● TASK: For this exercise, the reply is the listing below, reproduced exactly.

(Beginning of INPUT RECORDS)

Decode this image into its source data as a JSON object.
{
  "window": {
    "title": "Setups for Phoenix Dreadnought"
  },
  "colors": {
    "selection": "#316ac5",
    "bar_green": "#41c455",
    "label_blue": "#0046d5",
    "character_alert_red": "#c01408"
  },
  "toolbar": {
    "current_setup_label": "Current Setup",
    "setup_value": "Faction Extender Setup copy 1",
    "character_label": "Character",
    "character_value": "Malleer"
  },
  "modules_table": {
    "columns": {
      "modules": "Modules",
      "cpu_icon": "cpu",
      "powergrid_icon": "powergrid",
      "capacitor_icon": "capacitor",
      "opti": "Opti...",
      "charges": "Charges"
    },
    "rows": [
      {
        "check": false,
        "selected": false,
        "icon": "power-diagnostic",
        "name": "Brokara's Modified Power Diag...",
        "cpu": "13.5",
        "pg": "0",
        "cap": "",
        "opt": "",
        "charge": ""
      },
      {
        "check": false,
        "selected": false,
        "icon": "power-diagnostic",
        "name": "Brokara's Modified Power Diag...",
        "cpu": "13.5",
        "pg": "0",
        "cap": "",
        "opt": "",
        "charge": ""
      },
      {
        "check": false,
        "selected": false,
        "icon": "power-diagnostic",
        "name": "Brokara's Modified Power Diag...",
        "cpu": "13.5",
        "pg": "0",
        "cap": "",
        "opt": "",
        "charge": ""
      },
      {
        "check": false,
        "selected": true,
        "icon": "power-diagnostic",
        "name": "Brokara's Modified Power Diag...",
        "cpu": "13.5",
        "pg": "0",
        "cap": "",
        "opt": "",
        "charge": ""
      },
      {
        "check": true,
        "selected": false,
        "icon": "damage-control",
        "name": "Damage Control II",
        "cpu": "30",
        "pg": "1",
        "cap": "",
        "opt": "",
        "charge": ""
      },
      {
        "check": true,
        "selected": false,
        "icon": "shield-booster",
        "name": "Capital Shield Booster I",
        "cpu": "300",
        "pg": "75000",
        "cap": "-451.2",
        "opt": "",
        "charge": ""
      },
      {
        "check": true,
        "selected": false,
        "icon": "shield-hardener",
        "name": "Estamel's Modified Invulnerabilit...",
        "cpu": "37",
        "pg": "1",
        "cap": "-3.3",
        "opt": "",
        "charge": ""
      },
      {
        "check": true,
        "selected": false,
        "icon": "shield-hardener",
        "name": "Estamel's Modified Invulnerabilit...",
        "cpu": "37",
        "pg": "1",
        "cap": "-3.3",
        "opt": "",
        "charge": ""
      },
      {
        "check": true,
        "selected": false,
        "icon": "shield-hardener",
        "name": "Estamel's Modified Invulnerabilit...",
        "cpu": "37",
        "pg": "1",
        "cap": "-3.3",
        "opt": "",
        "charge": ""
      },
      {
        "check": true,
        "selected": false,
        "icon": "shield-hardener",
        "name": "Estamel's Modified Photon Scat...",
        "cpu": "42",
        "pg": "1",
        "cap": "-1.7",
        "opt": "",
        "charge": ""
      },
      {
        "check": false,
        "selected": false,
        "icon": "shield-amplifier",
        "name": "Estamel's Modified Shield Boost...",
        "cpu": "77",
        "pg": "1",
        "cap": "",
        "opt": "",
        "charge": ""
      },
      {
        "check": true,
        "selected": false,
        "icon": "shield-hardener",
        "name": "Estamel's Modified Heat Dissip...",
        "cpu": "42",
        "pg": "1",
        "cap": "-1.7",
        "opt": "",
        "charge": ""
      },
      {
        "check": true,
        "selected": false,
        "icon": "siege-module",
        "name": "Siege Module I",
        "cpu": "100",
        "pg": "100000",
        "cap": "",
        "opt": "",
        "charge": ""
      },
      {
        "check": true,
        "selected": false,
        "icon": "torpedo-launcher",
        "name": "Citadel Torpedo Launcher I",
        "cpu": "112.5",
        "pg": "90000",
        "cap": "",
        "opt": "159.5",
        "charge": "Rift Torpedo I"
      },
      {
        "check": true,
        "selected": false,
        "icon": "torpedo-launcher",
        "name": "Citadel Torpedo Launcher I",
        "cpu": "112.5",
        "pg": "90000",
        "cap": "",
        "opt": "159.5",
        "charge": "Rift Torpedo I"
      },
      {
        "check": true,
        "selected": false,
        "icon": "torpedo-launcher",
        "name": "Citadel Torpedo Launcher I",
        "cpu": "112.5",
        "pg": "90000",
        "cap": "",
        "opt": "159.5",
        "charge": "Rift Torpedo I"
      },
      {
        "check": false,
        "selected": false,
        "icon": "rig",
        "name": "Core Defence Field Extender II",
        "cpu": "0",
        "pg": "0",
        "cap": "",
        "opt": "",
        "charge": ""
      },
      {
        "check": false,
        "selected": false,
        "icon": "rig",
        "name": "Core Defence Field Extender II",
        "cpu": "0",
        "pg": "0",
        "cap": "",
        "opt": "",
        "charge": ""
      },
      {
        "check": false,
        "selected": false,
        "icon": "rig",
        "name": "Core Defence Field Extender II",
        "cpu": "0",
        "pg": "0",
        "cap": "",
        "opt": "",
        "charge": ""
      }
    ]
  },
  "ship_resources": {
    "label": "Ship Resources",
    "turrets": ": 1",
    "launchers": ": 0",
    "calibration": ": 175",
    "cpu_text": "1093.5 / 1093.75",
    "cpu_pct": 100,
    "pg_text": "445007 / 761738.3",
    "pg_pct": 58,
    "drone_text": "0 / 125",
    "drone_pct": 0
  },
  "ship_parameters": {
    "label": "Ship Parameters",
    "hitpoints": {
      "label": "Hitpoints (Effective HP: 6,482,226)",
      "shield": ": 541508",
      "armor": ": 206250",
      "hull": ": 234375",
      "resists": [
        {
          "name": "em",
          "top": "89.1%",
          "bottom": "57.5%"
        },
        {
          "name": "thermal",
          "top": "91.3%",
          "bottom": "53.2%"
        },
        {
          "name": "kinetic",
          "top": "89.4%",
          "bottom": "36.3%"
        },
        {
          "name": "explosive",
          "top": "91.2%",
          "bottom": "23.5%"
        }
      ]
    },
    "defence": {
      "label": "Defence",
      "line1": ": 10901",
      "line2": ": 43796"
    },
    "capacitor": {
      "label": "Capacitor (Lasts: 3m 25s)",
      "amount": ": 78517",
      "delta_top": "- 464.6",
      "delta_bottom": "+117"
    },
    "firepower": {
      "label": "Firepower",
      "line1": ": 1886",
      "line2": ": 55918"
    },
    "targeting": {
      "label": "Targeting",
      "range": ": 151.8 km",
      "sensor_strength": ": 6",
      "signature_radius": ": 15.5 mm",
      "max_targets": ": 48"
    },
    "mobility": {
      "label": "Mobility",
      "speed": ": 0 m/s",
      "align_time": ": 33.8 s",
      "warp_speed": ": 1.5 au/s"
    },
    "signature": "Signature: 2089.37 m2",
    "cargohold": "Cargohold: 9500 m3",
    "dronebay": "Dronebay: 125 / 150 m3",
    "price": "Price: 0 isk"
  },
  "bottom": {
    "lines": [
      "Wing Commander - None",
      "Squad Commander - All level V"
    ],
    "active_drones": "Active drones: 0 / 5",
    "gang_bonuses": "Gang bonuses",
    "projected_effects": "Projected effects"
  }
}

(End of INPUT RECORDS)

● OUTPUT BELOW:
Decode this image into its source data as a JSON object.
{
  "window": {
    "title": "Setups for Phoenix Dreadnought"
  },
  "colors": {
    "selection": "#316ac5",
    "bar_green": "#41c455",
    "label_blue": "#0046d5",
    "character_alert_red": "#c01408"
  },
  "toolbar": {
    "current_setup_label": "Current Setup",
    "setup_value": "Faction Extender Setup copy 1",
    "character_label": "Character",
    "character_value": "Malleer"
  },
  "modules_table": {
    "columns": {
      "modules": "Modules",
      "cpu_icon": "cpu",
      "powergrid_icon": "powergrid",
      "capacitor_icon": "capacitor",
      "opti": "Opti...",
      "charges": "Charges"
    },
    "rows": [
      {
        "check": false,
        "selected": false,
        "icon": "power-diagnostic",
        "name": "Brokara's Modified Power Diag...",
        "cpu": "13.5",
        "pg": "0",
        "cap": "",
        "opt": "",
        "charge": ""
      },
      {
        "check": false,
        "selected": false,
        "icon": "power-diagnostic",
        "name": "Brokara's Modified Power Diag...",
        "cpu": "13.5",
        "pg": "0",
        "cap": "",
        "opt": "",
        "charge": ""
      },
      {
        "check": false,
        "selected": false,
        "icon": "power-diagnostic",
        "name": "Brokara's Modified Power Diag...",
        "cpu": "13.5",
        "pg": "0",
        "cap": "",
        "opt": "",
        "charge": ""
      },
      {
        "check": false,
        "selected": true,
        "icon": "power-diagnostic",
        "name": "Brokara's Modified Power Diag...",
        "cpu": "13.5",
        "pg": "0",
        "cap": "",
        "opt": "",
        "charge": ""
      },
      {
        "check": true,
        "selected": false,
        "icon": "damage-control",
        "name": "Damage Control II",
        "cpu": "30",
        "pg": "1",
        "cap": "",
        "opt": "",
        "charge": ""
      },
      {
        "check": true,
        "selected": false,
        "icon": "shield-booster",
        "name": "Capital Shield Booster I",
        "cpu": "300",
        "pg": "75000",
        "cap": "-451.2",
        "opt": "",
        "charge": ""
      },
      {
        "check": true,
        "selected": false,
        "icon": "shield-hardener",
        "name": "Estamel's Modified Invulnerabilit...",
        "cpu": "37",
        "pg": "1",
        "cap": "-3.3",
        "opt": "",
        "charge": ""
      },
      {
        "check": true,
        "selected": false,
        "icon": "shield-hardener",
        "name": "Estamel's Modified Invulnerabilit...",
        "cpu": "37",
        "pg": "1",
        "cap": "-3.3",
        "opt": "",
        "charge": ""
      },
      {
        "check": true,
        "selected": false,
        "icon": "shield-hardener",
        "name": "Estamel's Modified Invulnerabilit...",
        "cpu": "37",
        "pg": "1",
        "cap": "-3.3",
        "opt": "",
        "charge": ""
      },
      {
        "check": true,
        "selected": false,
        "icon": "shield-hardener",
        "name": "Estamel's Modified Photon Scat...",
        "cpu": "42",
        "pg": "1",
        "cap": "-1.7",
        "opt": "",
        "charge": ""
      },
      {
        "check": false,
        "selected": false,
        "icon": "shield-amplifier",
        "name": "Estamel's Modified Shield Boost...",
        "cpu": "77",
        "pg": "1",
        "cap": "",
        "opt": "",
        "charge": ""
      },
      {
        "check": true,
        "selected": false,
        "icon": "shield-hardener",
        "name": "Estamel's Modified Heat Dissip...",
        "cpu": "42",
        "pg": "1",
        "cap": "-1.7",
        "opt": "",
        "charge": ""
      },
      {
        "check": true,
        "selected": false,
        "icon": "siege-module",
        "name": "Siege Module I",
        "cpu": "100",
        "pg": "100000",
        "cap": "",
        "opt": "",
        "charge": ""
      },
      {
        "check": true,
        "selected": false,
        "icon": "torpedo-launcher",
        "name": "Citadel Torpedo Launcher I",
        "cpu": "112.5",
        "pg": "90000",
        "cap": "",
        "opt": "159.5",
        "charge": "Rift Torpedo I"
      },
      {
        "check": true,
        "selected": false,
        "icon": "torpedo-launcher",
        "name": "Citadel Torpedo Launcher I",
        "cpu": "112.5",
        "pg": "90000",
        "cap": "",
        "opt": "159.5",
        "charge": "Rift Torpedo I"
      },
      {
        "check": true,
        "selected": false,
        "icon": "torpedo-launcher",
        "name": "Citadel Torpedo Launcher I",
        "cpu": "112.5",
        "pg": "90000",
        "cap": "",
        "opt": "159.5",
        "charge": "Rift Torpedo I"
      },
      {
        "check": false,
        "selected": false,
        "icon": "rig",
        "name": "Core Defence Field Extender II",
        "cpu": "0",
        "pg": "0",
        "cap": "",
        "opt": "",
        "charge": ""
      },
      {
        "check": false,
        "selected": false,
        "icon": "rig",
        "name": "Core Defence Field Extender II",
        "cpu": "0",
        "pg": "0",
        "cap": "",
        "opt": "",
        "charge": ""
      },
      {
        "check": false,
        "selected": false,
        "icon": "rig",
        "name": "Core Defence Field Extender II",
        "cpu": "0",
        "pg": "0",
        "cap": "",
        "opt": "",
        "charge": ""
      }
    ]
  },
  "ship_resources": {
    "label": "Ship Resources",
    "turrets": ": 1",
    "launchers": ": 0",
    "calibration": ": 175",
    "cpu_text": "1093.5 / 1093.75",
    "cpu_pct": 100,
    "pg_text": "445007 / 761738.3",
    "pg_pct": 58,
    "drone_text": "0 / 125",
    "drone_pct": 0
  },
  "ship_parameters": {
    "label": "Ship Parameters",
    "hitpoints": {
      "label": "Hitpoints (Effective HP: 6,482,226)",
      "shield": ": 541508",
      "armor": ": 206250",
      "hull": ": 234375",
      "resists": [
        {
          "name": "em",
          "top": "89.1%",
          "bottom": "57.5%"
        },
        {
          "name": "thermal",
          "top": "91.3%",
          "bottom": "53.2%"
        },
        {
          "name": "kinetic",
          "top": "89.4%",
          "bottom": "36.3%"
        },
        {
          "name": "explosive",
          "top": "91.2%",
          "bottom": "23.5%"
        }
      ]
    },
    "defence": {
      "label": "Defence",
      "line1": ": 10901",
      "line2": ": 43796"
    },
    "capacitor": {
      "label": "Capacitor (Lasts: 3m 25s)",
      "amount": ": 78517",
      "delta_top": "- 464.6",
      "delta_bottom": "+117"
    },
    "firepower": {
      "label": "Firepower",
      "line1": ": 1886",
      "line2": ": 55918"
    },
    "targeting": {
      "label": "Targeting",
      "range": ": 151.8 km",
      "sensor_strength": ": 6",
      "signature_radius": ": 15.5 mm",
      "max_targets": ": 48"
    },
    "mobility": {
      "label": "Mobility",
      "speed": ": 0 m/s",
      "align_time": ": 33.8 s",
      "warp_speed": ": 1.5 au/s"
    },
    "signature": "Signature: 2089.37 m2",
    "cargohold": "Cargohold: 9500 m3",
    "dronebay": "Dronebay: 125 / 150 m3",
    "price": "Price: 0 isk"
  },
  "bottom": {
    "lines": [
      "Wing Commander - None",
      "Squad Commander - All level V"
    ],
    "active_drones": "Active drones: 0 / 5",
    "gang_bonuses": "Gang bonuses",
    "projected_effects": "Projected effects"
  }
}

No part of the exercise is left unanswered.